If Gonzalez opens the season as part of a four-man bench, Ehire Adrianza, Willians Astudillo or Jake Cave could end up in Class AAA Rochester. After the first two weeks in April, the Twins could shift to a 13-man pitching staff; that makes Gonzalez’s versatility even more valuable. Will the Twins keep Cave on the major league roster if Gonzalez is the first-choice outfielder?
Adrianza is still not 100 percent following offseason surgery on his left shoulder. The injury affected Adrianza’s follow-through while batting righthanded, forcing the switch-hitter to bat lefthanded against lefthanded pitchers during the final weeks of last season. He’s been icing the shoulder since arriving at camp and will only bat lefthanded during spring training games. Surgery took place on Oct. 9, and he was told recovery would be six to eight months.
“Everybody knows I can’t hit righthanded right now,” Adrianza said, “so they might have to figure out who’s pitching to decide if I play.”
There are indications that the Twins are willing to swing a deal during the season to create an everyday playing spot for Gonzalez. Even if that is true, injuries are inevitable, and Gonzalez could find himself being an everyday player while filling in for teammates on the injured list. That could reduce the need to make such a deal.
There is a chance the Twins keep everybody and figure out a way for Gonzalez to play a handful of games at several positions. He’s being paid like a starting player and would be a staple in the lineup that way. And whenever a regular gets a day off, the Twins can look to a player who had a 2.5 WAR last season and 4.3 in 2017 — better than your average bench player. The Twins will have strengthened their weakest link.
And the Twins could be purchasing insurance against Sano and Byron Buxton in what is a critical season for the former blue-chip prospects. If Sano sputters again, Gonzalez is capable of playing third base daily. If Buxton doesn’t bounce back, Max Kepler could become the new center fielder with Gonzalez sliding into right as the placeholder for the next outfield prospect, Alex Kirilloff.
The deal is the result of the Twins keeping an eye on the market and looking for ways to fortify their 25-man roster at the right price.
The Twins’ payroll is around $106 million. If Gonzalez is making $10.5 million a year, that raises the payroll to around $116.5 million. According to spotrac.com, the Twins will have spent $48.6 million on free agents — including Gonzalez, designated hitter Nelson Cruz, second baseman Jonathan Schoop, pitcher Martin Perez and reliever Blake Parker — this offseason; the number is ninth-most in baseball and first among American League Central teams.

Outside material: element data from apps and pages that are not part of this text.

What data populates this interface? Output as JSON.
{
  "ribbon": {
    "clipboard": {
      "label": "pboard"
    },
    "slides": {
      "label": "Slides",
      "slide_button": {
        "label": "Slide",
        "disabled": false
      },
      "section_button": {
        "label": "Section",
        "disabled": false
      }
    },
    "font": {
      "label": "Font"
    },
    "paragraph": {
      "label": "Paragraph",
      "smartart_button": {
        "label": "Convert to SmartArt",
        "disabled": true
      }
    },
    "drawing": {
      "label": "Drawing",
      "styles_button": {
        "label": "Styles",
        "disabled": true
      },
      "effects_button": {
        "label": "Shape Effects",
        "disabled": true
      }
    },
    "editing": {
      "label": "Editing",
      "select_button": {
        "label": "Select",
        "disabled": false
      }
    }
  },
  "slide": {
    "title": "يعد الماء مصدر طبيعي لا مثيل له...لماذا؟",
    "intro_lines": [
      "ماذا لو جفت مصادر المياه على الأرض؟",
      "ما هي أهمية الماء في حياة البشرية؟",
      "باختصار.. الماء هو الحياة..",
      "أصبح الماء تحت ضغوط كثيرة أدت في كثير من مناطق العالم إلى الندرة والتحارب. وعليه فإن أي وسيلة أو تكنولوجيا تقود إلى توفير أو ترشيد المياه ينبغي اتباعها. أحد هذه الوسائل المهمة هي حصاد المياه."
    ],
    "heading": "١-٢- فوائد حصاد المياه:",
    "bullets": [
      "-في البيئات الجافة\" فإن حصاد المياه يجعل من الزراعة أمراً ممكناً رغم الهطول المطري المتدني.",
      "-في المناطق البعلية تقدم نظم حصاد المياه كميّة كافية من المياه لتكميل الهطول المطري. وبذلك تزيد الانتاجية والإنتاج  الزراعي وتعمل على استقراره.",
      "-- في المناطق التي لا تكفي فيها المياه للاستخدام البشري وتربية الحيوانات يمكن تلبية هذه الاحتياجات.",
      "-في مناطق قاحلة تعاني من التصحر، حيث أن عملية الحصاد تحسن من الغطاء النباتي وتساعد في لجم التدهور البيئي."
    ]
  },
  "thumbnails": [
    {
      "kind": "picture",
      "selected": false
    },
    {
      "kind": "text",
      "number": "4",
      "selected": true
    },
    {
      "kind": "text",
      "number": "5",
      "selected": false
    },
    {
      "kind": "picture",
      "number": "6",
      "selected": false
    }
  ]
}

Defending Central champion Cleveland reshaped its roster because of falling attendance and spent just $2.5 million on free agents.

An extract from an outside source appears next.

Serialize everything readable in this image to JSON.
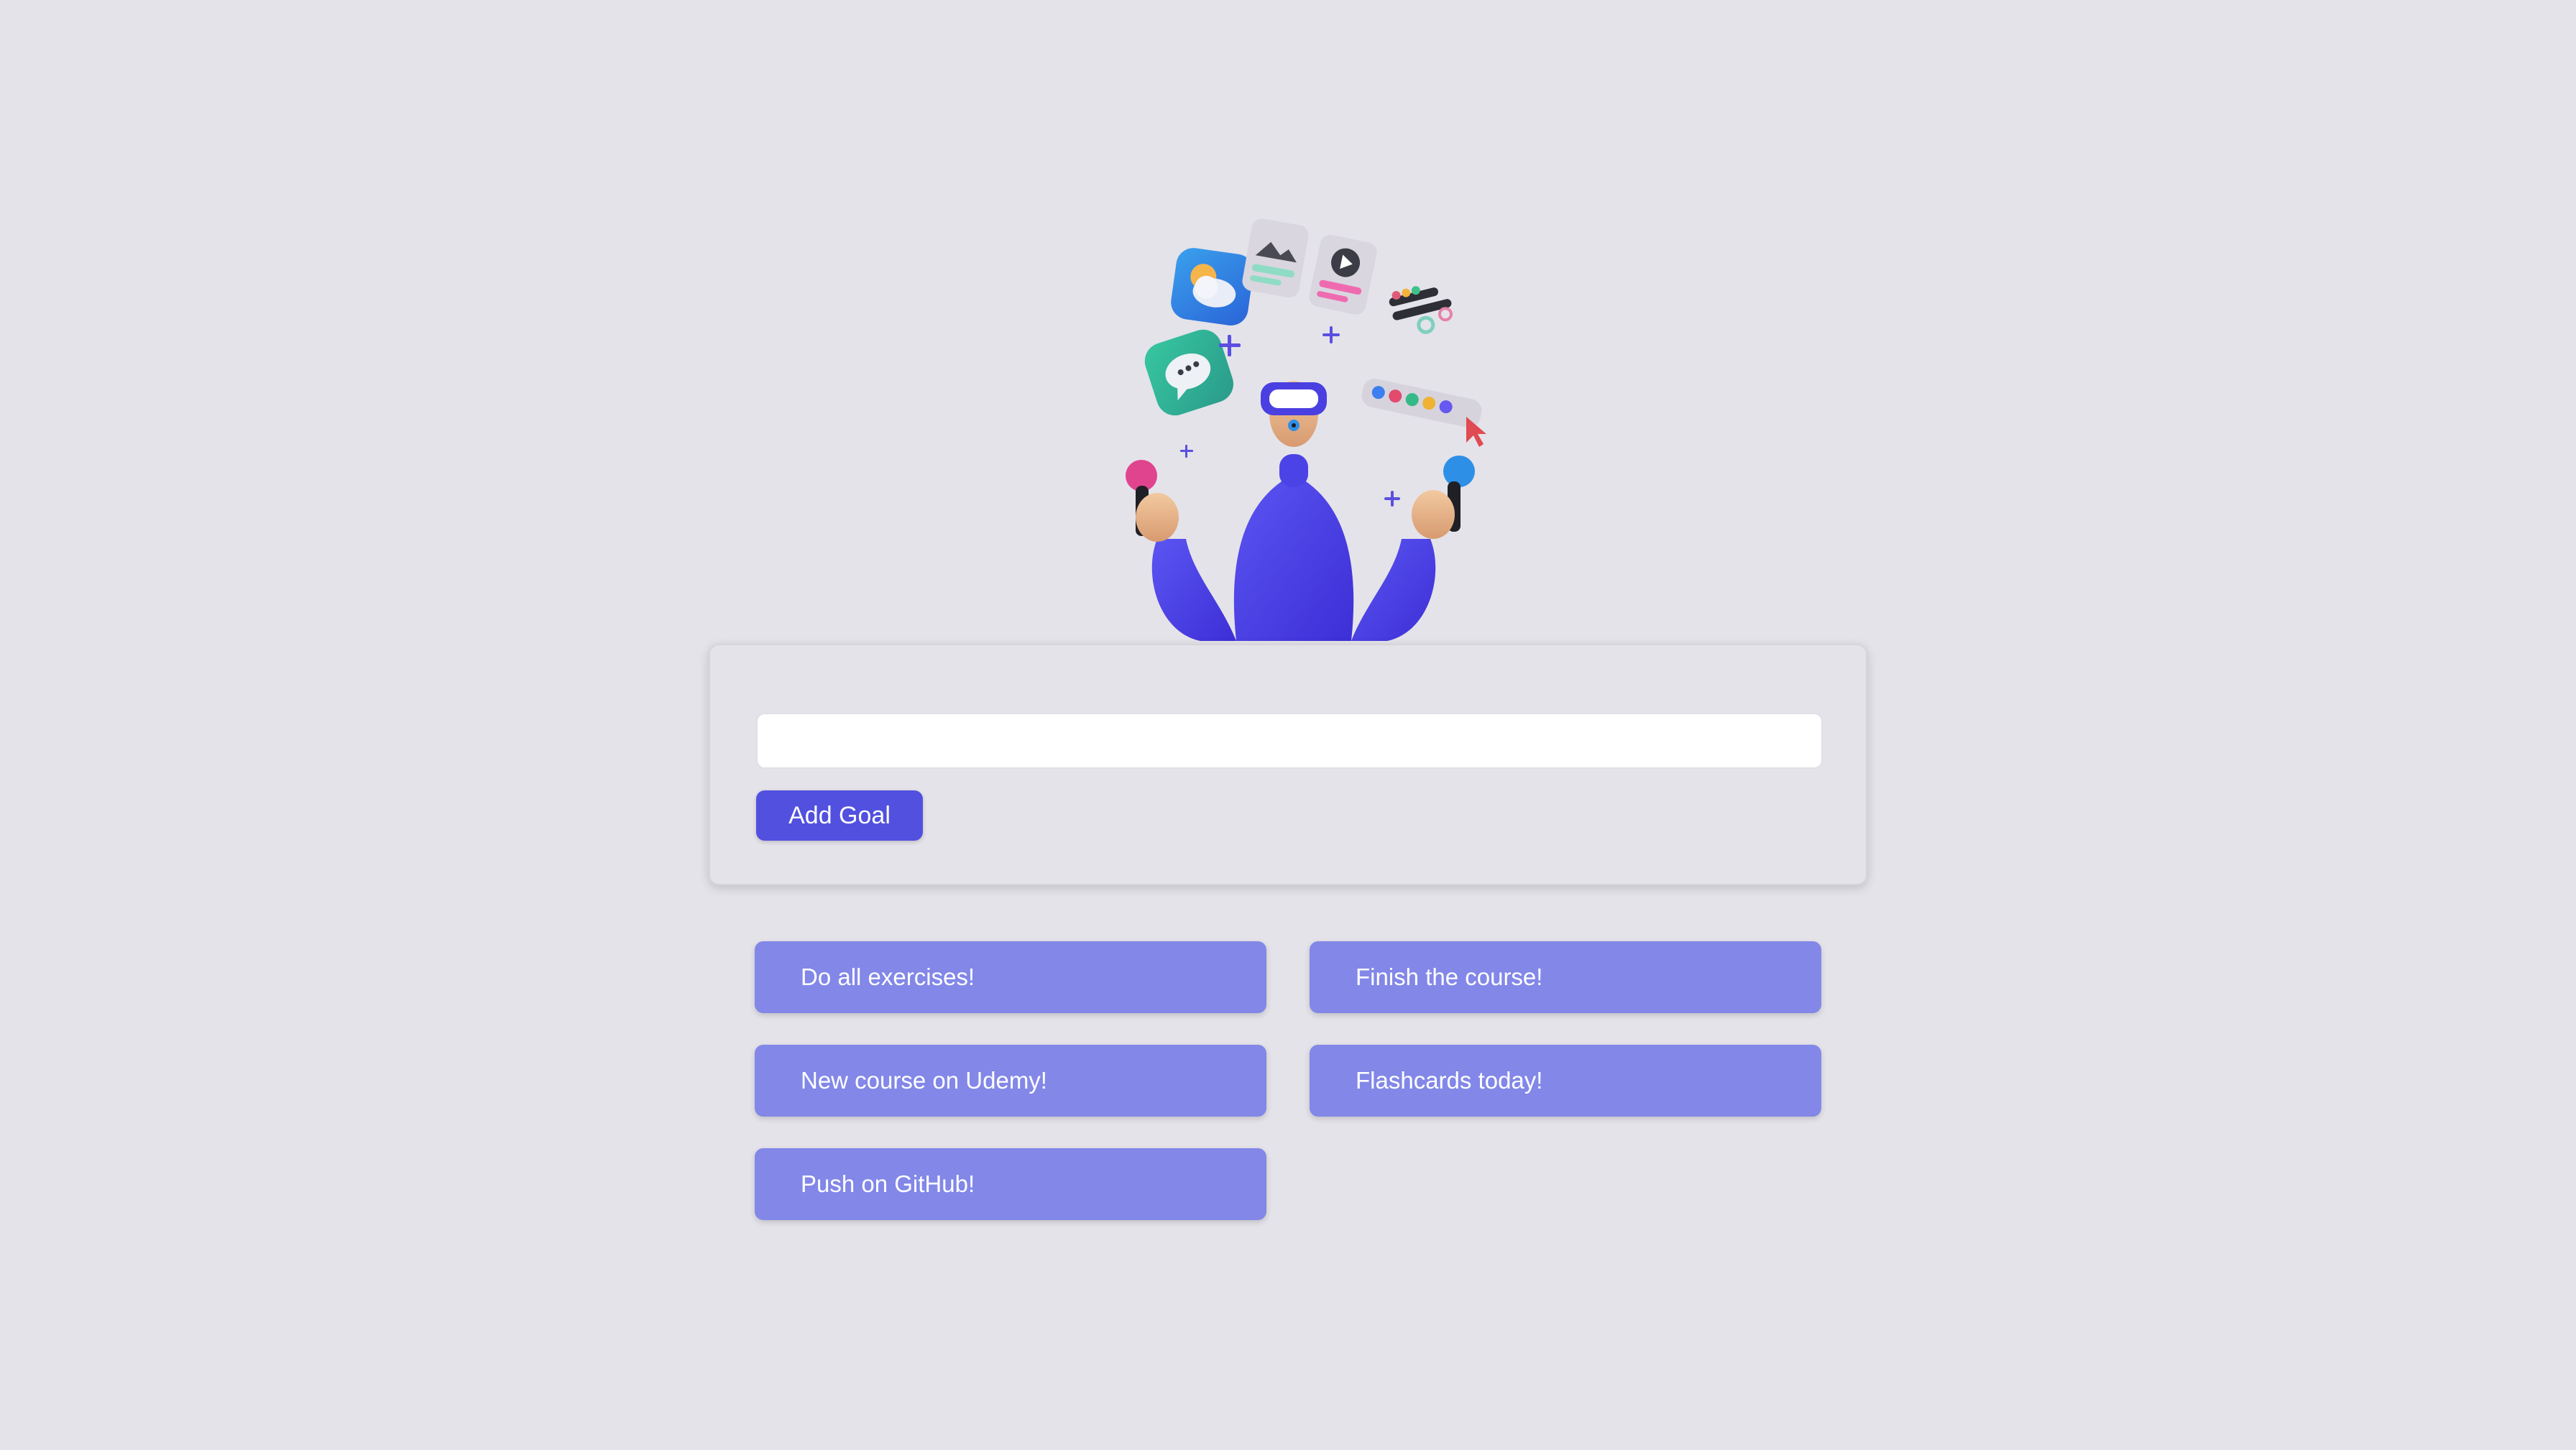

Will outspending the Indians in free agency allow the Twins to close the gap in the AL Central?
In a spring training already with plenty of tentacles to it — the futures of Sano and Buxton, the search for a closer, Rocco Baldelli’s first season as a manager — the Twins’ addition of Gonzalez adds a few more.